2 [INTRANSITIVE] + adverb/preposition to go or move in the direction mentioned
The procession passed slowly along the street.
A plane passed low overhead.
Onions puts 'passes over' in quotes for two reasons:
because the notion of the “action” of the verb “passing over” its object is merely a metaphor for a grammatical relationship which is very difficult to put into words. How on earth do you describe transitivity in a manner which captures the very different relationships between the verb and its objects in these sentences?
StoneyB loves gooey butter cake.
Ryan whacked his little sister.
Listenever studies English grammar.
Onions adopts the language of his classical predecessors while making an effort to acknowledge that the language is inadequate.
I found a similar (though not identical) definition in Google Book.
Under Types of verbs, it says
Types of verbs: Transitive and intransitive verbs. Transitive verb is a verb which denotes an action which passes over from the subject to an object. The intransitive verb is a verb which denotes an action which does not pass over to an object or which expresses a state or being. For example, he ran a long distance.
The use of this passes over is similar to the definition "to leave out" in the Free Online Dictionary.
pass over: To leave out; disregard.

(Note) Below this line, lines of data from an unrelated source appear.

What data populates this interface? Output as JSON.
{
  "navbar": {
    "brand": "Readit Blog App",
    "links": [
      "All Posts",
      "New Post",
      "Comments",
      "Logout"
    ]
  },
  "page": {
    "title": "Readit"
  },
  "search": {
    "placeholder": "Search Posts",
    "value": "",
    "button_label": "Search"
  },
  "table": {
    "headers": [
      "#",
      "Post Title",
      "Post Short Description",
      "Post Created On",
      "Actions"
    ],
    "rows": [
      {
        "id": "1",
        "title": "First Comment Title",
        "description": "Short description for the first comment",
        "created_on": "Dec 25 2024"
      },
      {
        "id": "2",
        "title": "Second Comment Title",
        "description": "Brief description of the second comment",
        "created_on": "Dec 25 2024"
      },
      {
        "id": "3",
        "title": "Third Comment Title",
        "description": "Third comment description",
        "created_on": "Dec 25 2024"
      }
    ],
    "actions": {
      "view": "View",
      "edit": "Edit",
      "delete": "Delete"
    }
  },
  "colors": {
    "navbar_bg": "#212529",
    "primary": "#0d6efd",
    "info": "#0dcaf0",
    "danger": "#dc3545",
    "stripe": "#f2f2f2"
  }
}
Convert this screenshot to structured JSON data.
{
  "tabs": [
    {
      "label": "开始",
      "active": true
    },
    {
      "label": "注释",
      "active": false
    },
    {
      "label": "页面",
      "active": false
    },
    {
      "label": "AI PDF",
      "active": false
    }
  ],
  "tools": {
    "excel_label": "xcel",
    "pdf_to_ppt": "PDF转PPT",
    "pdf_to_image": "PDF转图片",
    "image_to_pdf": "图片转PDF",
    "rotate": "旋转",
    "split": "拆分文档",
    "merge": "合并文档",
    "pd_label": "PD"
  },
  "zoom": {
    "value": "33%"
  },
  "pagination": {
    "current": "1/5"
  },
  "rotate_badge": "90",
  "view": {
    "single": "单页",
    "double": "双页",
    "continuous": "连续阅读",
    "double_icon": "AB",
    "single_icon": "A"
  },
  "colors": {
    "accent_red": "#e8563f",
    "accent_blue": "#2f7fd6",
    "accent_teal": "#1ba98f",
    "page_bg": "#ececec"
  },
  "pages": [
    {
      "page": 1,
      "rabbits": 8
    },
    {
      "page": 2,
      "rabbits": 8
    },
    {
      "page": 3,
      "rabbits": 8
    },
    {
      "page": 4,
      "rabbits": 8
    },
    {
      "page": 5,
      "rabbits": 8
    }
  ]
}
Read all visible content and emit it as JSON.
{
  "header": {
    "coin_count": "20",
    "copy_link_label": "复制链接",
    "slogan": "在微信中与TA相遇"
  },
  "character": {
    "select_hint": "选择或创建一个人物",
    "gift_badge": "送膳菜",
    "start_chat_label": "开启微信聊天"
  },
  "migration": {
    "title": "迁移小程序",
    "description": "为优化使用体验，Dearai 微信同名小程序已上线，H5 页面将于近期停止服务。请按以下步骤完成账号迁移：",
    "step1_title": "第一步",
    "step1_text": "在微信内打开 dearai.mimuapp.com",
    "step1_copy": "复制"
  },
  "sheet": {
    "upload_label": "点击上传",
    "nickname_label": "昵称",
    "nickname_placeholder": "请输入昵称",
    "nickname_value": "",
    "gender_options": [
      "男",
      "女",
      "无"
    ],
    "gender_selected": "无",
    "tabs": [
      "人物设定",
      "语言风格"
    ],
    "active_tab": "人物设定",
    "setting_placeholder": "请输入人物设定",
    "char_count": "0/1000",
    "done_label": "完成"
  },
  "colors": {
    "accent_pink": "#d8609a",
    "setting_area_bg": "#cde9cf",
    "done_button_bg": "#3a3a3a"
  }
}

Having said that, it seems more like we could interpret "passes over" here (in both OP's quote and the above quote) simply as pass (verb) and over (preposition), i.e. to pass an action over from the subject to an object.